Top of Given data
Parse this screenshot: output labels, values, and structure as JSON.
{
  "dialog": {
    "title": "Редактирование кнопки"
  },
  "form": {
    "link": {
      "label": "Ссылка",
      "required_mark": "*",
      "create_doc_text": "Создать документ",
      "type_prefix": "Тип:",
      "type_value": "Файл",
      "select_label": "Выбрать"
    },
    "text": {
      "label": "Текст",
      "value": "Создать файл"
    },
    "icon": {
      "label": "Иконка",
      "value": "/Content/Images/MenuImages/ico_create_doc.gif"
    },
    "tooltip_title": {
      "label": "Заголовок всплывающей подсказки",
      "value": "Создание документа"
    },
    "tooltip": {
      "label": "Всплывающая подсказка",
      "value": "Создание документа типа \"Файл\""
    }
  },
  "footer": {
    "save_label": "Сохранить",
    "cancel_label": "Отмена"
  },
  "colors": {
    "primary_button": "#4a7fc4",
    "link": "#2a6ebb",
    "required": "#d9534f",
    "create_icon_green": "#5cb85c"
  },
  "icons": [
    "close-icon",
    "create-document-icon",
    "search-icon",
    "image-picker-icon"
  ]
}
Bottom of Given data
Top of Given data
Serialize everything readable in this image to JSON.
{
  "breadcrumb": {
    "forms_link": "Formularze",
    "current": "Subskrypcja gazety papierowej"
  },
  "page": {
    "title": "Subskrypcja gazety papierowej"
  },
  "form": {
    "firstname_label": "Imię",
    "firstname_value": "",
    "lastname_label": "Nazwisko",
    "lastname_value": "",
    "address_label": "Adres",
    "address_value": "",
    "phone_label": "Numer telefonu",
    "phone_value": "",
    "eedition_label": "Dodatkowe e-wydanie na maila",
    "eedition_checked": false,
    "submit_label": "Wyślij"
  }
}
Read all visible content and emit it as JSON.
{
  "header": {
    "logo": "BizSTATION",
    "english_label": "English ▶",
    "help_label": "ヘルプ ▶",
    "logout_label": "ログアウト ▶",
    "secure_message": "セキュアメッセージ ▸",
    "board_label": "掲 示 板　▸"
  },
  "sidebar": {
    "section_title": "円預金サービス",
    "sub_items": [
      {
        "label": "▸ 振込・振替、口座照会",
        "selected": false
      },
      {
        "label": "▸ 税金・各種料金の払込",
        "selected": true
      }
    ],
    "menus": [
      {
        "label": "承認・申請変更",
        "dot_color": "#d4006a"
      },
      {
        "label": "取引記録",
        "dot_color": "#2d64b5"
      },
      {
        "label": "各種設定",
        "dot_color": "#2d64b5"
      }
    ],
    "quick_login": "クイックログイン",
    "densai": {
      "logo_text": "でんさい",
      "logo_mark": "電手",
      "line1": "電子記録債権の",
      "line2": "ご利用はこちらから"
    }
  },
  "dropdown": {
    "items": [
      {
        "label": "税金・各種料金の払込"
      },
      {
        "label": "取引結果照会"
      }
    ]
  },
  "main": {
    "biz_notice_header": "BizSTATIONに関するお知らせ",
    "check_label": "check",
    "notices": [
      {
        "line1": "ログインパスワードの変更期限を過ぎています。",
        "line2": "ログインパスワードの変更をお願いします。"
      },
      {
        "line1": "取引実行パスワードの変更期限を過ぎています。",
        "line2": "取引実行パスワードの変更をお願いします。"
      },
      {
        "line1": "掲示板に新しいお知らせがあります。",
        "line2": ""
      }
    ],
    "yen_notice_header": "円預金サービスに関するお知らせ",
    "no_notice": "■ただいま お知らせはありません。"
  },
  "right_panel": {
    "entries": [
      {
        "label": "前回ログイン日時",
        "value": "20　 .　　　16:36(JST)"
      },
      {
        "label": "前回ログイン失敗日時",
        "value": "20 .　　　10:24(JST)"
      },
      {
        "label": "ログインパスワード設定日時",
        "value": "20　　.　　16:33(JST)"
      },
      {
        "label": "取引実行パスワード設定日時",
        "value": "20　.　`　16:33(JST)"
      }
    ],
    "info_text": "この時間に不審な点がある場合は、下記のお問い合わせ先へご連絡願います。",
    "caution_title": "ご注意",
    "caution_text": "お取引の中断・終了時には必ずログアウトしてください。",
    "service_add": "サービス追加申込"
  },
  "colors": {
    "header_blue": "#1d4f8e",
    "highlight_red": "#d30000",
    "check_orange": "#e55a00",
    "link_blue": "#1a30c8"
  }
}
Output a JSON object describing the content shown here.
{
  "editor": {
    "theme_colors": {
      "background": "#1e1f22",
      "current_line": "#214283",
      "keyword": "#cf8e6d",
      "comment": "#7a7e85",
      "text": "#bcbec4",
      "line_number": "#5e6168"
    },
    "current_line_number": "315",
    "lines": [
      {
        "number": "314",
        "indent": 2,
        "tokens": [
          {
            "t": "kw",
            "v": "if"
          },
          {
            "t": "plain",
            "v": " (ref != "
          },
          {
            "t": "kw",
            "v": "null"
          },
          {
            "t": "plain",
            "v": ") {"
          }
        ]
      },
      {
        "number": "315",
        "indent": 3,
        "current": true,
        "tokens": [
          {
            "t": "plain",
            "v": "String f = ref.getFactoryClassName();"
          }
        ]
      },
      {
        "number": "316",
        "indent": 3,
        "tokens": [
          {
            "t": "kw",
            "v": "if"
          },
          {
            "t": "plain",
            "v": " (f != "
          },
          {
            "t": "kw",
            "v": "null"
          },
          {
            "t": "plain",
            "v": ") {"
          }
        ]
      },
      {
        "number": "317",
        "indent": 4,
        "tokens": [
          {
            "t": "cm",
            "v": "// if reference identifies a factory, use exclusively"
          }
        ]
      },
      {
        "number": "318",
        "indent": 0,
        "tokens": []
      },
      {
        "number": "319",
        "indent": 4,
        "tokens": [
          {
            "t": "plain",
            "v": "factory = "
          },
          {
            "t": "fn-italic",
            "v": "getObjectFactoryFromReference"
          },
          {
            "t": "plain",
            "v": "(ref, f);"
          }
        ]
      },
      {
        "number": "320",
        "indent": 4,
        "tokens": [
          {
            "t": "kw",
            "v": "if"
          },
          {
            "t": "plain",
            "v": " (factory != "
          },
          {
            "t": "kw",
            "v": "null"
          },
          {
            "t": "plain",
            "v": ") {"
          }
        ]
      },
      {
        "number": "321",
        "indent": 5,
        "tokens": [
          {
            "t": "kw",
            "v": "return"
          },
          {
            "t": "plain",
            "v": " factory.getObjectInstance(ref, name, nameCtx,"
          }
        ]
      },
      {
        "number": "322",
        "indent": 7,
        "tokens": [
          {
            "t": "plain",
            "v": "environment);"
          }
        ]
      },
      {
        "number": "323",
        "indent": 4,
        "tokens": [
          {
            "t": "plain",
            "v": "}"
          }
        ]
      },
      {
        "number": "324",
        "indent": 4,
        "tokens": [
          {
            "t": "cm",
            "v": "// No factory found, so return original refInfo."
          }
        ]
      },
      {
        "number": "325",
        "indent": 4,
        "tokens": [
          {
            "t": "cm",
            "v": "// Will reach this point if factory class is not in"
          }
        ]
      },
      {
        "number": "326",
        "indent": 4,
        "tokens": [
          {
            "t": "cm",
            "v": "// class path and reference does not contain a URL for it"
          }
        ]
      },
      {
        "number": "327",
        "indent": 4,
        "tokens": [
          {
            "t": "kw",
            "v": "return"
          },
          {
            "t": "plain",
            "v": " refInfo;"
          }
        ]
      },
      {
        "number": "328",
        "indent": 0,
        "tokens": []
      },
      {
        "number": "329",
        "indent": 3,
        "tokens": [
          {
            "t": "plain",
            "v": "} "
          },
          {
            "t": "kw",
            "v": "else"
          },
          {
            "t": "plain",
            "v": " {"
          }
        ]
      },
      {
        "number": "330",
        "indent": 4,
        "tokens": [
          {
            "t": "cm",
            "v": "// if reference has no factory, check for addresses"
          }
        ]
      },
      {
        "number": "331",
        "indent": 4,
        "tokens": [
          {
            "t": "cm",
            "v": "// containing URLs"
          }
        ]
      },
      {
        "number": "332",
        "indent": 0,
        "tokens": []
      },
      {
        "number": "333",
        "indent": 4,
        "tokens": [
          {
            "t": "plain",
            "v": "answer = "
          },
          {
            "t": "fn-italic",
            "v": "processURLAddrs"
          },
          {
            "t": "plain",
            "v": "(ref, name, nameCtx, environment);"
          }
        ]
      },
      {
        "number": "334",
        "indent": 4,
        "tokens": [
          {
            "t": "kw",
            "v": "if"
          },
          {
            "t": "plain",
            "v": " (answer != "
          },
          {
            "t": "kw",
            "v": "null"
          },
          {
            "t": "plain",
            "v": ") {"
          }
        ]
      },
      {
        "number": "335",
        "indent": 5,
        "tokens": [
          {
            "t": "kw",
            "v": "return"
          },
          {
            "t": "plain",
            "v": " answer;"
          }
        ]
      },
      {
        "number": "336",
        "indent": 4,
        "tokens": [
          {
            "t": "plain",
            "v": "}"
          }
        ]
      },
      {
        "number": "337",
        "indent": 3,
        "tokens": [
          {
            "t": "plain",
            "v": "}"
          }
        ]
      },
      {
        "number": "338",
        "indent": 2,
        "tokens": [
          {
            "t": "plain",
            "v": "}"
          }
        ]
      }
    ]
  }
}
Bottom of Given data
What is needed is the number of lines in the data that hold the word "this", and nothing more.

• Written reply:
3